* [Work order]: Quote all lines below exactly. Images stay out.
──────────────────────────────
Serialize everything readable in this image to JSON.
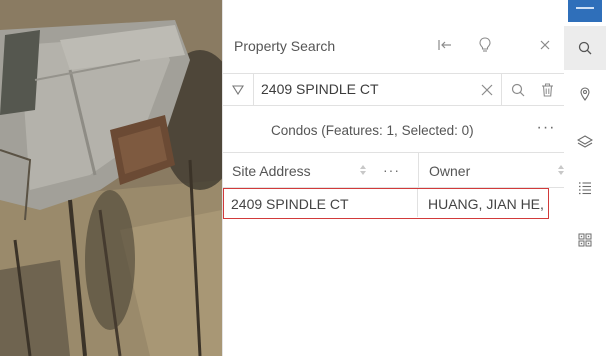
{
  "panel": {
    "title": "Property Search",
    "icons": [
      "collapse-panel-icon",
      "lightbulb-icon",
      "close-icon"
    ]
  },
  "search": {
    "value": "2409 SPINDLE CT",
    "icons": [
      "filter-icon",
      "clear-icon",
      "search-icon",
      "delete-icon"
    ]
  },
  "layer": {
    "title": "Condos (Features: 1, Selected: 0)",
    "more": "···"
  },
  "table": {
    "columns": [
      {
        "label": "Site Address"
      },
      {
        "label": "Owner"
      }
    ],
    "more": "···",
    "rows": [
      {
        "site_address": "2409 SPINDLE CT",
        "owner": "HUANG, JIAN HE, CHI"
      }
    ]
  },
  "rail": {
    "icons": [
      "search-icon",
      "location-pin-icon",
      "layers-icon",
      "list-icon",
      "qr-grid-icon"
    ],
    "accent_color": "#2f6fba"
  }
}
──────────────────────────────
* [Task result]:
Serialize everything readable in this image to JSON.
{
  "panel": {
    "title": "Property Search",
    "icons": [
      "collapse-panel-icon",
      "lightbulb-icon",
      "close-icon"
    ]
  },
  "search": {
    "value": "2409 SPINDLE CT",
    "icons": [
      "filter-icon",
      "clear-icon",
      "search-icon",
      "delete-icon"
    ]
  },
  "layer": {
    "title": "Condos (Features: 1, Selected: 0)",
    "more": "···"
  },
  "table": {
    "columns": [
      {
        "label": "Site Address"
      },
      {
        "label": "Owner"
      }
    ],
    "more": "···",
    "rows": [
      {
        "site_address": "2409 SPINDLE CT",
        "owner": "HUANG, JIAN HE, CHI"
      }
    ]
  },
  "rail": {
    "icons": [
      "search-icon",
      "location-pin-icon",
      "layers-icon",
      "list-icon",
      "qr-grid-icon"
    ],
    "accent_color": "#2f6fba"
  }
}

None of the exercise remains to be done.